Mother of Angola
Nzinga Mbande began her political life as her nation of Ndongo (present-day Angola) was fighting off a Portuguese invasion. Her brother, a by-all-accounts wimp, seemingly could not bend over backwards far enough for the Portuguese, and once he ascended to the throne, the Portuguese just tossed him in jail and took over. Nzinga approached the Portuguese and demanded her brother’s return and that they leave Ndongo. At their meeting, in a sign of disrespect, the Portuguese offered her no chair to sit in, instead providing merely a floor mat fit for servants.
In response, Nzinga ordered one of her servants to get on all fours, sitting on her as she would a chair. After the negotiations concluded, according to some accounts (more on that later), she slit her throat in full view of everyone, and informed them that the Queen of Ndongo does not use the same chair twice. Shortly thereafter, the Portuguese agreed to let her brother go.
The Queen of Ndongo does not use the same chair twice.

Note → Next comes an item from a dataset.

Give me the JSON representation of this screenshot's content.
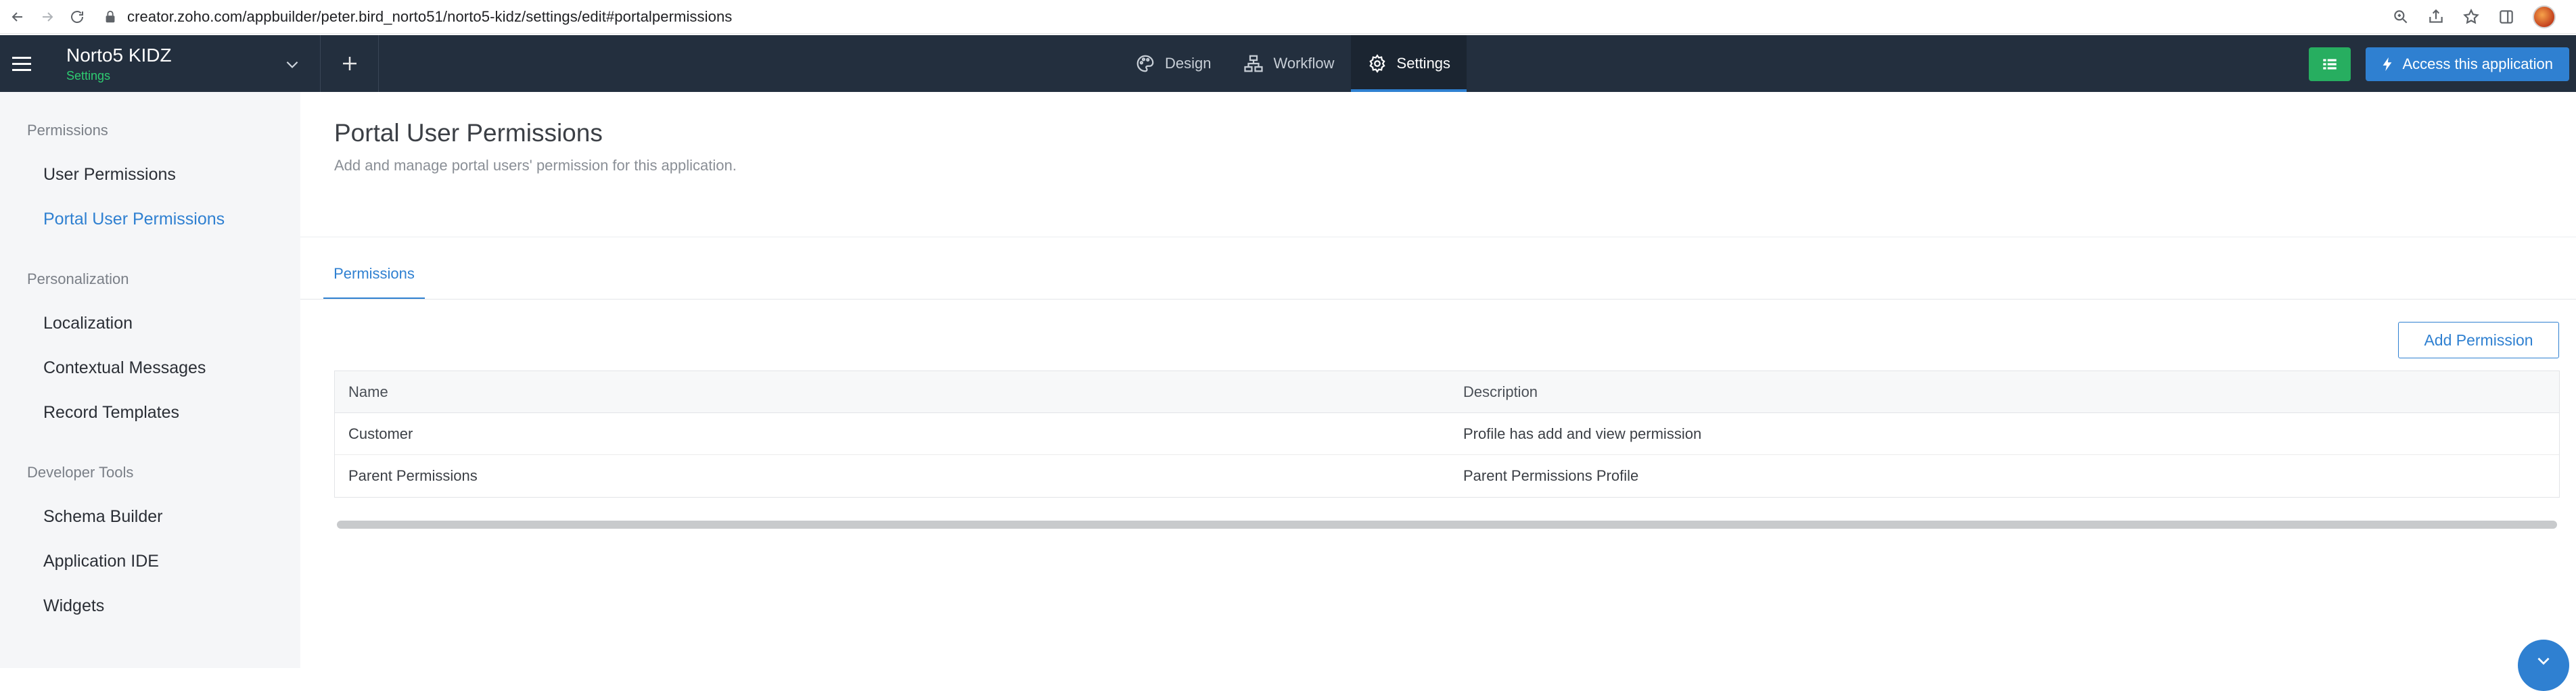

Now, you may have noticed that I have repeatedly used words like “supposedly” and “according to some accounts.” As with many powerful historical women (as you’ll come to see as you read more of these entries), her story is a mixture of fact and fiction, with the two difficult to separate. That she met with the Portuguese and that she sat on her servant’s back is generally agreed by historians to be accurate. Furthermore, there is no doubt that she was a thorn in the side of the Portuguese, that she founded a new nation, or that she was a great leader.
Where it begins to fall to suspicion is in the more salacious rumors. While some report that she murdered her brother, others report that her brother committed suicide. Her slitting the servant girl’s neck and proclaiming her need for one-use chairs is likely hyperbole. Other outlandish rumors, to be taken with a brick of salt, include:
- After killing her brother’s family, she ate their hearts to absorb their courage.
- As a pre-battle ritual, she decapitated slaves and drank their blood.
- She maintained a 60-man-strong harem throughout her life — this one, best I can tell, is more regarded as true than most of the others.
- The men in her harem would fight each other to the death for the right to share her bed for the night. This one is more doubtful.
- She also apparently dressed some of them like women.
- Conversely, she staffed her army with a large number of women warriors.
Fact, fiction, self-promotion, or smear tactics, it is hard to tell.
After Nzinga pushed down the Portuguese for decades (both militarily and economically, cutting off their trade routes), they eventually threw their hands up and negotiated a peace treaty. She died several years afterwards, at the ripe old age of eighty-one. There are statues of her all over Angola to this day.
- Her outfit and axe are derived directly from one of the statues around Angola.
- The servant she used as a chair was female, not male.
- She’s wiping a bit of something red from her mouth as a reference to the blood-ingesting legends.